I work for a marketing company, and a long-time client has asked me whether I'd be interested in doing some freelance work on the side.

by Jeremy Bullmore
Last Updated: 31 Aug 2010

I am tempted because they will pay me well (I could really do with the money), and it could be an interesting project. But if I take it, I'm worried that my manager will find out. Strictly speaking, I'm not meant to do any work like this and I'm afraid that I could be sacked for it. Should I take it?

It's interesting the way we use the phrase 'strictly speaking'. 'Strictly speaking, I've given up desserts.' 'Strictly speaking, it's my turn to do the school run.' And what we actually mean is, just this once, we'll cry off the school run and have a bit of Black Forest gateau.

Strictly speaking, you're not meant to do any freelance work - but, just this once, you're thinking about it. And the only thing that's making you hesitate is the thought of being found out.

You need to think this through from the beginning. What this long-term client is hoping to do is bypass your company and get a chunk of your valued time on the cheap. However generously he pays you, it will cost him less than your company's charge-out rate. He's perfectly entitled to try this on, of course, but it seems a bit shifty and it certainly puts you in a diffi- cult position.

Tell your client that you greatly appreciate the suggestion and that you'd love to do it, but your contract forbids it. However, it's possible that your boss would agree to make an exception, so is it OK if you put it to him?

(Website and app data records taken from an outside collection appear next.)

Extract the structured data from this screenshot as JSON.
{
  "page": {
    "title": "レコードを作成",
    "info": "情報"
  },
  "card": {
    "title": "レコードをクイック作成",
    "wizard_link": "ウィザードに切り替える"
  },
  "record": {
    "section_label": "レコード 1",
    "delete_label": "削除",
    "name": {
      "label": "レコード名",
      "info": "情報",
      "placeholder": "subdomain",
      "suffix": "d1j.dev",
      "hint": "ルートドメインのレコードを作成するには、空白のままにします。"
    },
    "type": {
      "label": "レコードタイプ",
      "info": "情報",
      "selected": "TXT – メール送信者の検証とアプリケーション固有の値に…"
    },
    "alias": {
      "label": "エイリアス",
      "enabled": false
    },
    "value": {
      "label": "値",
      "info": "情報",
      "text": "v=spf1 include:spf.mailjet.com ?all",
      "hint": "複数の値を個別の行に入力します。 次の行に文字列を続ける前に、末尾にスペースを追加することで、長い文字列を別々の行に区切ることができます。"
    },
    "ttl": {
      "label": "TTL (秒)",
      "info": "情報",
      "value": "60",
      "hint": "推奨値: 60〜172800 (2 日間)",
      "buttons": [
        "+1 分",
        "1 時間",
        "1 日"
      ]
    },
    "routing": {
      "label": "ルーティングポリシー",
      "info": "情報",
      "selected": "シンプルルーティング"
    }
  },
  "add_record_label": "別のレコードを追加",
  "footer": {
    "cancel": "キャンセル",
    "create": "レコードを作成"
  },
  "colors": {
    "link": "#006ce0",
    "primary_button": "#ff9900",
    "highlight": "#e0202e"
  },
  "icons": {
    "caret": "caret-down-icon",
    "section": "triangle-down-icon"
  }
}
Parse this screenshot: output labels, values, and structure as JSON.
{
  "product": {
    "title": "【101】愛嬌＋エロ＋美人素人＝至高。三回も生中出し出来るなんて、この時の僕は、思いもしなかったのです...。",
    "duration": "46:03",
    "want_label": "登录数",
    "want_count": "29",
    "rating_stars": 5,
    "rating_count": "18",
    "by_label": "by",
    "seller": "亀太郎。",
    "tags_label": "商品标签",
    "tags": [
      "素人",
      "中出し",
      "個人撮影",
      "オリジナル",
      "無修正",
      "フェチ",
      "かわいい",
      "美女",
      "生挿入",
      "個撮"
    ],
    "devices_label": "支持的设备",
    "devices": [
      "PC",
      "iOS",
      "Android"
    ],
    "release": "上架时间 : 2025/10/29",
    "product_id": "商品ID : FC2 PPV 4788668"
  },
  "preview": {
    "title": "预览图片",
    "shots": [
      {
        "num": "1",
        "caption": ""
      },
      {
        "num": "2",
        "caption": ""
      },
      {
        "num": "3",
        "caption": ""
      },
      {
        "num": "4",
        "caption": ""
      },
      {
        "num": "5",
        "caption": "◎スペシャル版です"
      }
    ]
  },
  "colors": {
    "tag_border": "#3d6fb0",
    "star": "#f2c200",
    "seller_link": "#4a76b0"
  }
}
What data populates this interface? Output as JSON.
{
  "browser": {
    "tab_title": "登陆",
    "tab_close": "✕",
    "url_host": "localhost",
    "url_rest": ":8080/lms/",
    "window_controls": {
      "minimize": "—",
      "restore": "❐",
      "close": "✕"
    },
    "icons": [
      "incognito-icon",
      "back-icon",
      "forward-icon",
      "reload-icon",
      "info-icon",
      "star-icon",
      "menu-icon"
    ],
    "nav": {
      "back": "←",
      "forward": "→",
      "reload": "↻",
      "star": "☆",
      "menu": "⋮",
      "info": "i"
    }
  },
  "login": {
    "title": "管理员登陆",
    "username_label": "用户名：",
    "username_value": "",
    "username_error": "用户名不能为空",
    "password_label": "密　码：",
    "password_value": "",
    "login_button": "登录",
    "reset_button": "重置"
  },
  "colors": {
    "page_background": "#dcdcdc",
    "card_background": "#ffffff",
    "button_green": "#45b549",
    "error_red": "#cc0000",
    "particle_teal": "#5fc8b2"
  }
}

If your client insists on keeping the deal a secret, your decision makes itself. It's a pity about the money, but the alternative is a nightmare future of guilt, furtiveness and fear. If he gives you the thumbs-up, however, you can put the proposition openly to your boss.

My guess is he won't take kindly to the thought; to him, it will look as if you're doing him out of a bit of legitimate business. He will also suspect that you would do the client's freelance work during normal office hours, but he'd probably have enough sense to refrain from saying so. Should he say no, take his decision with good grace. At the very least, you'll have registered the fact that the client rates you highly and that you could do with more money.


Jeremy Bullmore has been creative director and chairman of J Walter Thompson London and a non-executive director of both the Guardian Media Group and WPP. Address your problems to Jeremy Bullmore at: editorial@mtmagazine.co.uk. Regrettably, no correspondence can be entered into.

Find this article useful?

Get more great articles like this in your inbox every lunchtime